Appeal, No. 55, Jan. T., 1964, from order of Court of Common Pleas of Montgomery County, No. 63-3016, in case of Jasy Corporation v. Board of Adjustment of Upper Moreland Township. Order affirmed.
Lloyd A. Good, Jr., with him Wesley H. Caldwell, and Roper & Caldwell, for appellant.
H. Lyle Houpt, for Township Board of Commissioners, appellee.
Before Bell, C.j., Musmanno, Jones, Cohen, Eagen, O'brien and Roberts, JJ.
OPINION BY MR. JUSTICE O'BRIEN
Appellant applied to the zoning officer of Upper Moreland Township for a permit to erect a 144 unit garden type apartment development on approximately 10 acres of land. The land in question is zoned under the township's zoning ordinance as R-2 Residential, except for its frontage on Easton Road, which is zoned C-Commercial for a depth of 200 feet. R-2 zoning, under the ordinance, allows single family dwellings on 20,000 square foot lots, but does not allow the type of construction contemplated by appellant.
The zoning officer refused the requested permit and appellant applied to the board of adjustment for a variance from the terms of the ordinance. The board denied the variance and an appeal to the court below was pursued by appellant. The court below took no additional testimony and sustained the view of the board; this appeal followed.
The court below having taken no testimony, we examine the record to determine whether the board of adjustment clearly abused its discretion or committed an error of law. Rieder Appeal, 410 Pa. 420, 188 A.2d 756 (1963); Brennen v. Zoning Bd. of Adjust., 409 Pa. 376, 187 A.2d 180 (1963). Our review convinces us that the board neither abused its discretion nor committed an error of law and, consequently, the court below properly affirmed the board's decision.
Appellant argues that the variance should have been granted inasmuch as the property in question is in a mixed neighborhood, adjacent to properties zoned for commercial and apartment uses, and that denial of a variance would result in a hardship.
We have often stated that in order to obtain a variance, the applicant bears the affirmative burden of
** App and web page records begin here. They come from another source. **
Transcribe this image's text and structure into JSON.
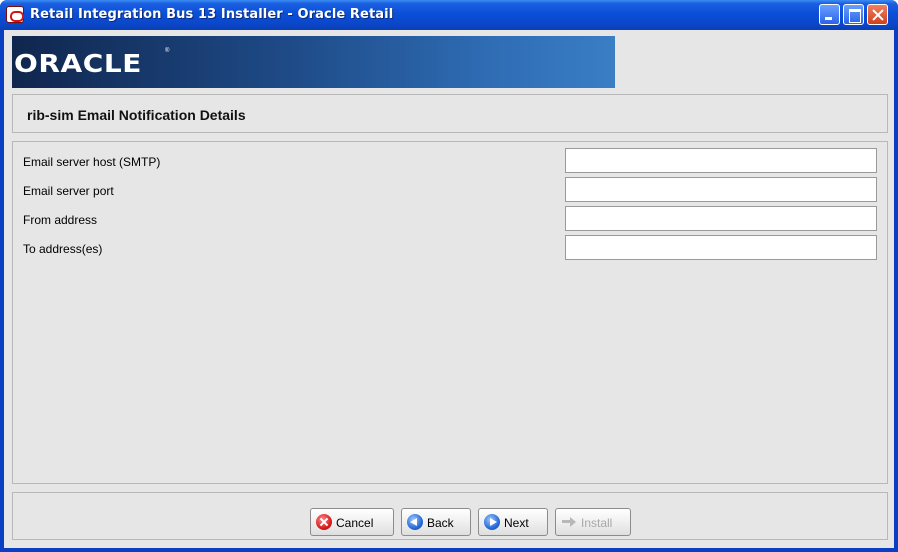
{
  "window": {
    "title": "Retail Integration Bus 13 Installer - Oracle Retail"
  },
  "banner": {
    "logo_text": "ORACLE",
    "registered_mark": "®"
  },
  "section": {
    "title": "rib-sim Email Notification Details"
  },
  "form": {
    "fields": [
      {
        "label": "Email server host (SMTP)",
        "value": ""
      },
      {
        "label": "Email server port",
        "value": ""
      },
      {
        "label": "From address",
        "value": ""
      },
      {
        "label": "To address(es)",
        "value": ""
      }
    ]
  },
  "buttons": {
    "cancel": "Cancel",
    "back": "Back",
    "next": "Next",
    "install": "Install"
  },
  "icons": {
    "app": "oracle-icon",
    "cancel": "cancel-icon",
    "back": "back-arrow-icon",
    "next": "next-arrow-icon",
    "install": "install-arrow-icon"
  },
  "colors": {
    "titlebar": "#0a4fd8",
    "banner": "#1e4a86",
    "panel": "#e6e6e6"
  }
}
demonstrating the concurrent existence of two factors: (1) that unnecessary hardship will result if the variance is denied, and (2) that the proposed use will not be contrary to the public interest. Richman v. Zoning Bd. of Adj., 391 Pa. 254, 137 A.2d 280 (1958); So. Phila. Dr. Beef Co. v. Zoning Bd. of Adj., 391 Pa. 111, 137 A.2d 270 (1958); Volpe Appeal, 384 Pa. 374, 121 A.2d 97 (1956). The unnecessary hardship must be unique or peculiar to the property for which the variance is sought, as distinguished from a hardship arising from the impact of the zoning regulations on the entire district. English v. Zoning ...